Related: On the Unconsumption Facebook page, we’ve discussed the idea of using heat-treated pallets instead of chemically treated products. And, over on TreeHugger, Lloyd Alter has also brought up the subject. (See his recent post titled Are pallets unpalletable building material?)
For other pallet repurposing ideas/projects — furniture, palletecture, and more — see the Unconsumption archives here.
- 12:15 pm - Sun, Oct 16, 2011
- 36 notes
Palletecture yields savings of both material and financial resources
For a kitchen/bath industry show and conference, Crystal Cabinet Works designed and built its own trade show booth using 120 shipping pallets.
“If we’d built this booth out of typical exhibitry, it would have cost us hundreds of thousands of dollars,” [Don] Papa says. “But with the reused pallets and internal labor, the materials and construction were practically free.”
(via Waste Watchers — EXHIBITOR magazine)
See also: Other ideas for pallet repurposing here, and convention material upcycling here.
- 3:22 pm - Mon, Jun 27, 2011
- 22 notes
More palletecture — pallets repurposed as building material
Wood reclaimed from cargo container pallets is used on the walls, floor, and ceiling of a new addition to Hogue Hall, Central Washington University’s engineering and technology building. LMN Architects of Seattle designed the project — the renovation and expansion of the outdated building constructed in 1970 — to LEED platinum standards. (via Daily Record)
The use of used pallet-wood in CWU’s building is the most elegant-looking pallet-reuse example I’ve come across. I suspect I’m not the only person who looks forward to seeing other photos of the building. (The entire project is expected to be completed in 2012.)
See also: Earlier Unconsumption posts on palletecture and other uses of pallets.
- 2:11 pm
- 19 notes
Palletecture — pallets repurposed as building material
We’ve seen wooden pallets repurposed for many uses.
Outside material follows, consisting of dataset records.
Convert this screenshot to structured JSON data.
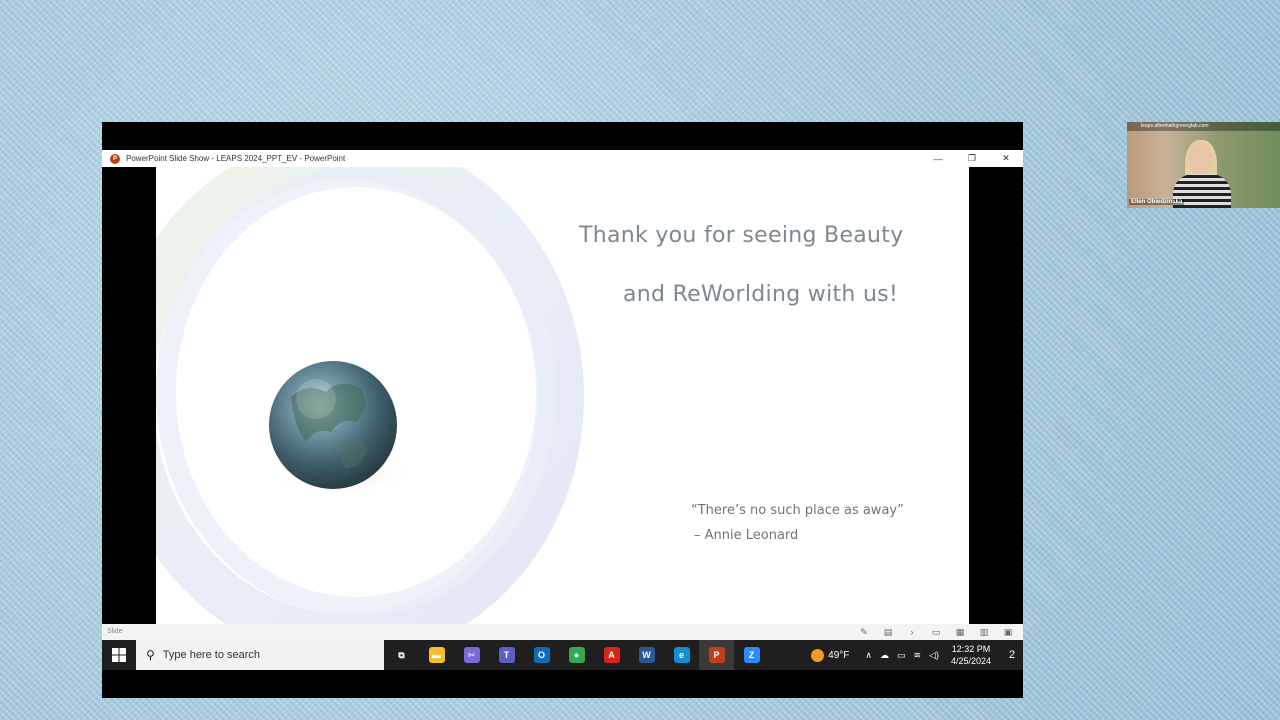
{
  "window": {
    "title": "PowerPoint Slide Show  -  LEAPS 2024_PPT_EV - PowerPoint",
    "minimize": "—",
    "restore": "❐",
    "close": "✕"
  },
  "slide": {
    "title_line1": "Thank you for seeing Beauty",
    "title_line2": "and ReWorlding with us!",
    "quote_line1": "“There’s no such place as away”",
    "quote_line2": "– Annie Leonard"
  },
  "statusbar": {
    "label": "Slide"
  },
  "taskbar": {
    "search_placeholder": "Type here to search",
    "apps": [
      {
        "name": "task-view",
        "glyph": "⧉",
        "color": "#1f1f1f"
      },
      {
        "name": "file-explorer",
        "glyph": "▬",
        "color": "#f3c02b"
      },
      {
        "name": "snip",
        "glyph": "✂",
        "color": "#7a6bd8"
      },
      {
        "name": "teams",
        "glyph": "T",
        "color": "#5b5fc7"
      },
      {
        "name": "outlook",
        "glyph": "O",
        "color": "#0f6cbd"
      },
      {
        "name": "chrome",
        "glyph": "●",
        "color": "#34a853"
      },
      {
        "name": "acrobat",
        "glyph": "A",
        "color": "#d8261d"
      },
      {
        "name": "word",
        "glyph": "W",
        "color": "#2b579a"
      },
      {
        "name": "edge",
        "glyph": "e",
        "color": "#0f8fd6"
      },
      {
        "name": "powerpoint",
        "glyph": "P",
        "color": "#c43e1c"
      },
      {
        "name": "zoom",
        "glyph": "Z",
        "color": "#2d8cff"
      }
    ],
    "weather": "49°F",
    "time": "12:32 PM",
    "date": "4/25/2024",
    "notification_count": "2"
  },
  "video": {
    "url_text": "leaps.aftermathgreenglab.com",
    "participant_name": "Ellen Obiedzinska"
  }
}
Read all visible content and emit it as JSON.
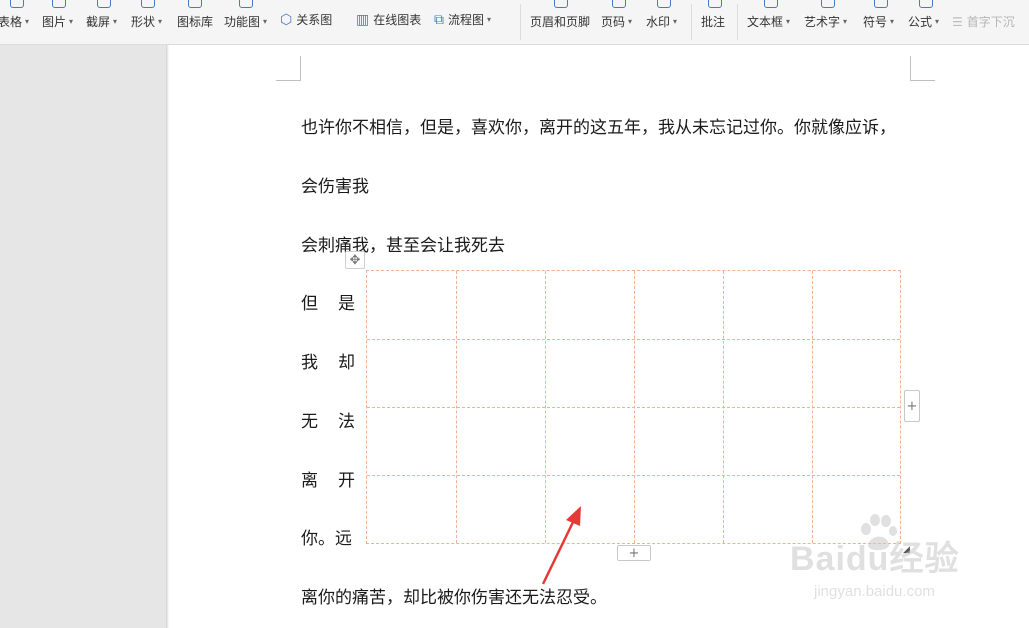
{
  "toolbar": {
    "items": [
      {
        "label": "表格",
        "has_dropdown": true
      },
      {
        "label": "图片",
        "has_dropdown": true
      },
      {
        "label": "截屏",
        "has_dropdown": true
      },
      {
        "label": "形状",
        "has_dropdown": true
      },
      {
        "label": "图标库",
        "has_dropdown": false
      },
      {
        "label": "功能图",
        "has_dropdown": true
      },
      {
        "label": "关系图",
        "has_dropdown": false
      },
      {
        "label": "在线图表",
        "has_dropdown": false
      },
      {
        "label": "流程图",
        "has_dropdown": true
      },
      {
        "label": "页眉和页脚",
        "has_dropdown": false
      },
      {
        "label": "页码",
        "has_dropdown": true
      },
      {
        "label": "水印",
        "has_dropdown": true
      },
      {
        "label": "批注",
        "has_dropdown": false
      },
      {
        "label": "文本框",
        "has_dropdown": true
      },
      {
        "label": "艺术字",
        "has_dropdown": true
      },
      {
        "label": "符号",
        "has_dropdown": true
      },
      {
        "label": "公式",
        "has_dropdown": true
      },
      {
        "label": "首字下沉",
        "has_dropdown": false,
        "disabled": true
      }
    ]
  },
  "document": {
    "para1": "也许你不相信，但是，喜欢你，离开的这五年，我从未忘记过你。你就像应诉，",
    "para2": "会伤害我",
    "para3": "会刺痛我，甚至会让我死去",
    "vertical_lines": [
      "但是",
      "我却",
      "无法",
      "离开",
      "你。远"
    ],
    "para_last": "离你的痛苦，却比被你伤害还无法忍受。",
    "table": {
      "rows": 4,
      "cols": 6
    }
  },
  "table_controls": {
    "move_handle": "✥",
    "add_column": "+",
    "add_row": "+"
  },
  "watermark": {
    "brand": "Baidu经验",
    "url": "jingyan.baidu.com"
  },
  "colors": {
    "table_border": "#f0b190",
    "arrow": "#e53935",
    "toolbar_bg": "#f5f5f5"
  }
}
Reuse as furniture and shelving seems to be more common than use for architectural applications — palletecture, as many of us like to call it — though we’ve seen a variety of examples of that.
Here’s another palletecture example (via Designwatcher) to add to the list:
Salvaged pallets help to filter light into bedding-maker Matteo’s outlet in Los Angeles. Inside the store, pallet wood lines the walls and is used as display fixtures. (Click on the photo above to see an interior shot of the store.)
What do you think? Are you a fan of the rustic look?
- 10:30 am - Thu, Mar 3, 2011
- 1 note
Unconsumption reader Sean told us about John MacDonald, who built a wood shed out of shipping pallets in Nova Scotia more than five years ago. Evidently, Mr. MacDonald’s work and Web site have inspired other folks to reuse pallet wood in building their own sheds and other buildings; check out the various projects here. (Note: It takes a lot of scrolling to reach the bottom of the page.)
Other Unconsumption posts about new uses for pallet wood here.